Is it cool to leverage an unfolding human tragedy to promote one’s product or service? That’s the question a Valleywag reporter posed in his “Flackery” column late yesterday.
Apparently, an Israeli-based mobile communications platform that links SMS, IM and Twitter into one seamless interconnected content-sharing app called fring is publicizing its use by the Persian protesters who are risking their lives daily to exercise some semblance of the First Amendment:
“The internet calling startup has enjoyed back-to-back coverage on Sky TV News and on Al Jazeera English, and that’s probably not luck: The company’s flacks distributed a press release about heavier Fring usage in Iran; they’ve also been working the press on Twitter.”
Here’s the opening graph from fring’s PR person’s pitch letter:
“Iâ€™m writing to let you know that there are some interesting news coming out of Sky News related to fring. Following the outbreak of protests in Iran and the communication restrictions imposed upon citizens there, fringâ€™s been seeing a steep rise in traffic coming from Iran in the last couple of days, with thousands of local Iranians using fring to talk (using mobile VoIP), chat, send pictures to friends and family (inside Iran and abroad).”

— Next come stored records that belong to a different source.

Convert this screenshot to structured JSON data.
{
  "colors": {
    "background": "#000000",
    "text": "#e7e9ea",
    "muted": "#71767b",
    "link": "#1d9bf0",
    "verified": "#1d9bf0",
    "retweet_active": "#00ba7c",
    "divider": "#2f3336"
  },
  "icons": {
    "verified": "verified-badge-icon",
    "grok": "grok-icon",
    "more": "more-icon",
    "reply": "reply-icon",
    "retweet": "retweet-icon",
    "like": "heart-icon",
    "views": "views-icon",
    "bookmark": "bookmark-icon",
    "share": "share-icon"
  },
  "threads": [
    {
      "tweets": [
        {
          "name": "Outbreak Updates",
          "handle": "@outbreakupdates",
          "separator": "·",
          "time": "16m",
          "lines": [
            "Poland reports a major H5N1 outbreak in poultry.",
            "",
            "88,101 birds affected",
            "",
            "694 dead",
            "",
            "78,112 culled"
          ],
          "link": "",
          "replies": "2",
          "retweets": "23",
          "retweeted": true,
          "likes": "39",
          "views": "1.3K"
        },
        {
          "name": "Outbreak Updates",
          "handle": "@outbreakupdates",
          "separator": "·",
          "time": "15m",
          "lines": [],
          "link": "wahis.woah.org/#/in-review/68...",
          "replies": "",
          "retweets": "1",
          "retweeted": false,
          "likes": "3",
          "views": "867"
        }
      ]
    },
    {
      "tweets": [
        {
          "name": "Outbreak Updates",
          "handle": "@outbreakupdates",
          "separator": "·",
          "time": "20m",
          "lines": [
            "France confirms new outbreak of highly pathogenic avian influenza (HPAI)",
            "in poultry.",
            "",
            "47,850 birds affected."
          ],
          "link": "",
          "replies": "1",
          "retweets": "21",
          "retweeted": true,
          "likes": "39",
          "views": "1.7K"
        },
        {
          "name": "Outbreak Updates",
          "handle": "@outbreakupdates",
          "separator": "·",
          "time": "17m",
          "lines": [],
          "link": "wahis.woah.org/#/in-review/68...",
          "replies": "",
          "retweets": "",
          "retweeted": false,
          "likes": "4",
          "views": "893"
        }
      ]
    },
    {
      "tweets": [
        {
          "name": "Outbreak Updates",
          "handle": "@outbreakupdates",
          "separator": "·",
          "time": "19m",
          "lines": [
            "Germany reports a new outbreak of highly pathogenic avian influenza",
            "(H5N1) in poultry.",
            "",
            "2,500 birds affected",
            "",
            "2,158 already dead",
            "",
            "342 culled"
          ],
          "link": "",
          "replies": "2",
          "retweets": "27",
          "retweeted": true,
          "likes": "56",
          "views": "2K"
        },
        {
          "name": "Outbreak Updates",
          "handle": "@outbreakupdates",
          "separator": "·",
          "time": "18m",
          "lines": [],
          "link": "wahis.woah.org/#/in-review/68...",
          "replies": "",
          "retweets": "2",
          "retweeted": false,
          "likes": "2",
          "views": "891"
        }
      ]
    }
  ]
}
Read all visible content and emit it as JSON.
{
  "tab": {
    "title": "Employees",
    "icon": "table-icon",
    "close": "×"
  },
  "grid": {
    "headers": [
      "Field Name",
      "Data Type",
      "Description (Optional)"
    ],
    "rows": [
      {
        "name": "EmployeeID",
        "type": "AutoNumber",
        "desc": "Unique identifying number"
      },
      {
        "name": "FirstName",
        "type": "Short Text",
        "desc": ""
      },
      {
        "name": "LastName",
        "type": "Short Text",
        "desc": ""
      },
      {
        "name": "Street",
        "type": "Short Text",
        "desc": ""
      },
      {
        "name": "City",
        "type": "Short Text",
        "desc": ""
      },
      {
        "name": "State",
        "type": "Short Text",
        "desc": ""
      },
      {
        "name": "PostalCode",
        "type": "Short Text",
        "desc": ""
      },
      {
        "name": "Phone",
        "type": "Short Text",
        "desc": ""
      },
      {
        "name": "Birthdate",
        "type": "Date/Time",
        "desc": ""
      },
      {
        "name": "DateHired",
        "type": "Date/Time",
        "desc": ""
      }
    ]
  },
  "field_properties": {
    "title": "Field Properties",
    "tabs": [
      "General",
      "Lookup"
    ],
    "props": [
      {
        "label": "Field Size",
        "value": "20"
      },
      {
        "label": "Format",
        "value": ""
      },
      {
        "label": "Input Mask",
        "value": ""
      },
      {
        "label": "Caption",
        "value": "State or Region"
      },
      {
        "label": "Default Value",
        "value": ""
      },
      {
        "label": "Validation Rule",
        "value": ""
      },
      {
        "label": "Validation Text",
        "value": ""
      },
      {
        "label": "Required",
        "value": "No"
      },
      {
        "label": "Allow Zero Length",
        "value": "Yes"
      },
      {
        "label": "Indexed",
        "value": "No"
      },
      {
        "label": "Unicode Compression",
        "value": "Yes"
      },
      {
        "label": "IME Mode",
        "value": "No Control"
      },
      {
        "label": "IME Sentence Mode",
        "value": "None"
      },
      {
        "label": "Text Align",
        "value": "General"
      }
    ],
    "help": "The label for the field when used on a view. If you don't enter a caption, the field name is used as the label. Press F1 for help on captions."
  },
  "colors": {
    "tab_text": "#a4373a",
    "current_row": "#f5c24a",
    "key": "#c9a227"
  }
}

It can be a dicey proposition to tie one’s client to human hardship in the news, even if the client purportedly provides relief to those in pain. In the aftermath of 9/11, some had valid reasons to draw attention to their services – at least those offering respite to victims, e.g., the Red Cross. Others clearly didn’t.
I don’t see many castigating Twitter for the audacious media coverage it has engendered around #IranElection. Perhaps it’s the organic way Twitter was thrust into the headlines or the fact that we don’t see Twitter’s PR team — do they even have one? — priming the PR pump. Or maybe it’s because Twitter fills a vital communications void and doesn’t stand to profit from its enhanced public prominence…yet.